Newsome served as CEO of HMA from September 2008 through July 2013. HMA was acquired by Community Health Systems Inc. (CHS), another hospital chain, in January 2014, after the alleged conduct at HMA occurred.
HMA and EmCare have already resolved their liability to the government for these allegations. In September 2018 HMA entered into a civil settlement under which it paid $61.8 million. Simultaneously, HMA entered into a Non-Prosecution Agreement (NPA) with the Criminal Division’s Fraud Section under which it paid a $35 million monetary penalty. In addition, an HMA subsidiary that formerly owned one hospital pled guilty to a single count of conspiracy to commit healthcare fraud, and paid a $3.25 million fine. In December 2017, EmCare paid $29.6 million to resolve these allegations.
This settlement resolves a lawsuit originally filed in the U.S. District Court for the District of South Carolina by Jacqueline Meyer, a former employee of EmCare, and J. Michael Cowling, a former employee of HMA, under the qui tam or whistleblower provisions of the False Claims Act, which permit private citizens to bring lawsuits on behalf of the United States and share in any recovery. Meyer and Cowling will receive approximately $725,000 from the settlement. The case was transferred to the U.S. District Court for the District of Columbia and is United States ex rel.
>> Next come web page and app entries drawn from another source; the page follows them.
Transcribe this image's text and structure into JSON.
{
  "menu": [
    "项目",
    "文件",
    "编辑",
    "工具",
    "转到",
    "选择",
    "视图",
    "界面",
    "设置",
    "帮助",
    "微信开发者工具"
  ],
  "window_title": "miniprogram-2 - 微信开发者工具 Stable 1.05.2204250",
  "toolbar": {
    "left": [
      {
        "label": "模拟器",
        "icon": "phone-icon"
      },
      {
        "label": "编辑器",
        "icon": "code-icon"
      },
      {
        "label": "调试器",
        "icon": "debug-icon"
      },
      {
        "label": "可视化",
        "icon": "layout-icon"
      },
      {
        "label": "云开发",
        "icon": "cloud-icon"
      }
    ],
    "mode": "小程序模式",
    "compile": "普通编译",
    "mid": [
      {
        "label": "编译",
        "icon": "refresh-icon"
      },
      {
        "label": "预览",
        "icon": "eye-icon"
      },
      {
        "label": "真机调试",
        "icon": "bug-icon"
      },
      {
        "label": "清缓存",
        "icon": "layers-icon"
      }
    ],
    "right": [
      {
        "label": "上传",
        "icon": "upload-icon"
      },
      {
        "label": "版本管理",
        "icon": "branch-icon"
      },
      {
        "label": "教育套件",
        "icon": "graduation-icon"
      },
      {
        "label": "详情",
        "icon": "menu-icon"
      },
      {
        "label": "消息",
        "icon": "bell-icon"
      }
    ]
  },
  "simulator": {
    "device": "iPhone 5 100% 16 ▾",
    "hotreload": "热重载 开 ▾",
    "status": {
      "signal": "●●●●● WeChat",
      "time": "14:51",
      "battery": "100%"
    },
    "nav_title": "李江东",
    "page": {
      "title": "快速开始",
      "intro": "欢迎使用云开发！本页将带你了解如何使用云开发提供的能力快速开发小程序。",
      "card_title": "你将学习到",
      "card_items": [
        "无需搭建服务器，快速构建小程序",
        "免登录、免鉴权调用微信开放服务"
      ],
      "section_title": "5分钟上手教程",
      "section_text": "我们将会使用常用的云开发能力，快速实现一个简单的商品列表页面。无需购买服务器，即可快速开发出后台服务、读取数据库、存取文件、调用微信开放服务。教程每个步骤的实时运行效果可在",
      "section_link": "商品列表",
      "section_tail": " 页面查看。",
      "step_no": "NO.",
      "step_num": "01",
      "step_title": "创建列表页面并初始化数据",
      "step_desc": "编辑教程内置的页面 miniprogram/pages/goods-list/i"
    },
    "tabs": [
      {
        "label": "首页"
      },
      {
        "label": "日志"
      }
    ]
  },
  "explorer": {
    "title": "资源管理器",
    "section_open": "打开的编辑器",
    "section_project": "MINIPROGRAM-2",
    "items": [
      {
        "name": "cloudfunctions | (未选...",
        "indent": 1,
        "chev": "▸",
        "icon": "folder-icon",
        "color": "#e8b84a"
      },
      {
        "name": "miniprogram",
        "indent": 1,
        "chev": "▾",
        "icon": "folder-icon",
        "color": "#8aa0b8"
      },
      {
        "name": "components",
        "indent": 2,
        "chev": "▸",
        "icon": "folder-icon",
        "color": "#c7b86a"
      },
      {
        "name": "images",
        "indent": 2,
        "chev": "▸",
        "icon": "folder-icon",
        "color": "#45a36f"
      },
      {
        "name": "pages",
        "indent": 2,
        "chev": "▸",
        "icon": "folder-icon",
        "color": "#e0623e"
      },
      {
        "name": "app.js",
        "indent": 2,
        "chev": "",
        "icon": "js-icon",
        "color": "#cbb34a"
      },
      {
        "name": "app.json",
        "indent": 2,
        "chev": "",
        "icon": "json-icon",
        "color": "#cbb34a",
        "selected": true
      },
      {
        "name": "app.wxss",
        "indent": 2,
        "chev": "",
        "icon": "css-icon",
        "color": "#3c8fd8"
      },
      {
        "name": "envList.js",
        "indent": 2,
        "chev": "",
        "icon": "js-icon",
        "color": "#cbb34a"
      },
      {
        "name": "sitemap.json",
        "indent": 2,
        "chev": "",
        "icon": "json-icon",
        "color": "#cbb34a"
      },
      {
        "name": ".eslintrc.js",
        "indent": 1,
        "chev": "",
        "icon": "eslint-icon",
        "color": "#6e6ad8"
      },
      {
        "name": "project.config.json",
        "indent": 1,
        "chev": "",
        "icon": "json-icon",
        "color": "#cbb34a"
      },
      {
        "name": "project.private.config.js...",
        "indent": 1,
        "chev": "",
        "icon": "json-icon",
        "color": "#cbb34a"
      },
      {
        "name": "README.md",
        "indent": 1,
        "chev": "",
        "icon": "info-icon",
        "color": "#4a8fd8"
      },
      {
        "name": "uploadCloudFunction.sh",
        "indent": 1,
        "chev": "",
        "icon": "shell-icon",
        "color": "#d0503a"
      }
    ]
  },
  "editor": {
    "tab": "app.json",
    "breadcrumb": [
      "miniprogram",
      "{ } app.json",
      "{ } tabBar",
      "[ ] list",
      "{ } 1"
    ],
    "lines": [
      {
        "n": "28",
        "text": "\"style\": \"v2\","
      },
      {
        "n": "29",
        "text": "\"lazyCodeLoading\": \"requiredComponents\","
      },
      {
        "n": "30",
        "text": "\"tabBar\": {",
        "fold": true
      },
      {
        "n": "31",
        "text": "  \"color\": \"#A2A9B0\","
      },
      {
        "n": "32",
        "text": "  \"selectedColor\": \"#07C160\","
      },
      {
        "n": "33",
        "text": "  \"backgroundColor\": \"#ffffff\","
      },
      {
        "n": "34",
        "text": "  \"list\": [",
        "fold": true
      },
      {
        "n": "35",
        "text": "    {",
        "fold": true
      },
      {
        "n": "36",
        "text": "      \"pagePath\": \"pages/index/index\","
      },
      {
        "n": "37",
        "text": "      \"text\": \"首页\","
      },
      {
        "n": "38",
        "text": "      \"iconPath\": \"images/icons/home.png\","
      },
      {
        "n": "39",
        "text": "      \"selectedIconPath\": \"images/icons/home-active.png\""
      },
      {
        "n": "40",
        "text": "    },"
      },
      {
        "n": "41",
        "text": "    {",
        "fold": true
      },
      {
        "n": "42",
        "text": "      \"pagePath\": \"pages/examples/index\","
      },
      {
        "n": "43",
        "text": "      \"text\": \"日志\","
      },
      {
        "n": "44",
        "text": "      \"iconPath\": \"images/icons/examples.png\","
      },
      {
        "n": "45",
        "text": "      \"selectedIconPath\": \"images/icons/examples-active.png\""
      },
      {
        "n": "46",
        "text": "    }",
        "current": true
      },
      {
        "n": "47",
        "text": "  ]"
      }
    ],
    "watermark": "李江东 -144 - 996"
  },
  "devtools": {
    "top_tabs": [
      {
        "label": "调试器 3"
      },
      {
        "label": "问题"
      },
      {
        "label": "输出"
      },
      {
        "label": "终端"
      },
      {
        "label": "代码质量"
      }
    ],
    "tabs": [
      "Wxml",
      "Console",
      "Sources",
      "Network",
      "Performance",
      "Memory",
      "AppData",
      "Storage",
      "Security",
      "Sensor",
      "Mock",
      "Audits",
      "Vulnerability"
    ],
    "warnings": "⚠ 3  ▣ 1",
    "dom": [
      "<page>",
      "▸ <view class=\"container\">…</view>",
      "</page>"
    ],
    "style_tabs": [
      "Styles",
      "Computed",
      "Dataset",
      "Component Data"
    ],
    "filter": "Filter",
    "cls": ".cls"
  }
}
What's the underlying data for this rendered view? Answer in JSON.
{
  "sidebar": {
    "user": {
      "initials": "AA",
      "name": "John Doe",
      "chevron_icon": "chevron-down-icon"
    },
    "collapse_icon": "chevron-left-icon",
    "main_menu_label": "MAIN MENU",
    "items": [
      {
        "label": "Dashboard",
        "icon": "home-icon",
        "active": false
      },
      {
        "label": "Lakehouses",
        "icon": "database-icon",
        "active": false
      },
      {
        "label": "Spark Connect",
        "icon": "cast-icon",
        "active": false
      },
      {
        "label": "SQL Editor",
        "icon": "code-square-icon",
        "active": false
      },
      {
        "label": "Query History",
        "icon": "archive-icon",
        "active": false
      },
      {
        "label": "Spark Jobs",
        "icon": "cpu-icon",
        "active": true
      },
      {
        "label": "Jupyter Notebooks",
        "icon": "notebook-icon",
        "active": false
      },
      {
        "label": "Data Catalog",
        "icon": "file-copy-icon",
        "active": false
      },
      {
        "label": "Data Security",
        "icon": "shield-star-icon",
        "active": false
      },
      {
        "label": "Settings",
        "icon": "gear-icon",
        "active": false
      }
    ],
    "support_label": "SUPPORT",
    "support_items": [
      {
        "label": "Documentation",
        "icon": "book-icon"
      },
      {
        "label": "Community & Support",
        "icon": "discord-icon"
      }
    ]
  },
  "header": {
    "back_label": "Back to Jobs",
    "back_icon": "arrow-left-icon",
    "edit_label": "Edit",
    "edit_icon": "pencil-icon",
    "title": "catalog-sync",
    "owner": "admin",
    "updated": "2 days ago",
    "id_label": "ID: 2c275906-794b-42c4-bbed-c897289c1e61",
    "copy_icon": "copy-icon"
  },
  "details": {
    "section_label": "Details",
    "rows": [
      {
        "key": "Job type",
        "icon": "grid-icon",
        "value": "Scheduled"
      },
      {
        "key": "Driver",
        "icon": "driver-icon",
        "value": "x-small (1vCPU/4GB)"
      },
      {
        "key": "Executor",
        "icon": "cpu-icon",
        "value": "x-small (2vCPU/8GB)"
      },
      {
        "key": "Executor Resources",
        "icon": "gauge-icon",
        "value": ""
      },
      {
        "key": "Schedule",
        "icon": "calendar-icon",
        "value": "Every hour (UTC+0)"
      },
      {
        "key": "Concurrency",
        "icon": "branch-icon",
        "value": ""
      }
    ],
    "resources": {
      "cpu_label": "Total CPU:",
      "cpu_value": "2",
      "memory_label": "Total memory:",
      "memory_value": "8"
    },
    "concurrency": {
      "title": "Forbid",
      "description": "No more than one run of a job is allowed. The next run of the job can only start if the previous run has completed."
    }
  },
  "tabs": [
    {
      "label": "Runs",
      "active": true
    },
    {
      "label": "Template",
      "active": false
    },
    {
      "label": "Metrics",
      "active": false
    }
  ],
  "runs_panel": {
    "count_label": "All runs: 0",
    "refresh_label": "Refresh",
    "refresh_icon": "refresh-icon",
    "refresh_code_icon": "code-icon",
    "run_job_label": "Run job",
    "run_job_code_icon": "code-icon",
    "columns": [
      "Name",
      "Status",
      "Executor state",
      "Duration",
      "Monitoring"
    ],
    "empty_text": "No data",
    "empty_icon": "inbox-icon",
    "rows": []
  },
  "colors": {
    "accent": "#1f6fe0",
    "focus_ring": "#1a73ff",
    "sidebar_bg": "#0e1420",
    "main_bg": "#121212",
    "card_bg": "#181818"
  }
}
Meyer & Cowling v. HMA, Inc., 1:14-cv-00586-RBW (D.D.C).
The settlement was the result of a coordinated effort by the Civil Division’s Commercial Litigation Branch, the U.S. Attorney’s Office for the District of South Carolina, the U.S. Department of Health and Human Services Office of Inspector General, and the Federal Bureau of Investigation.
The claims resolved by this settlement are allegations only, and there has been no determination of liability.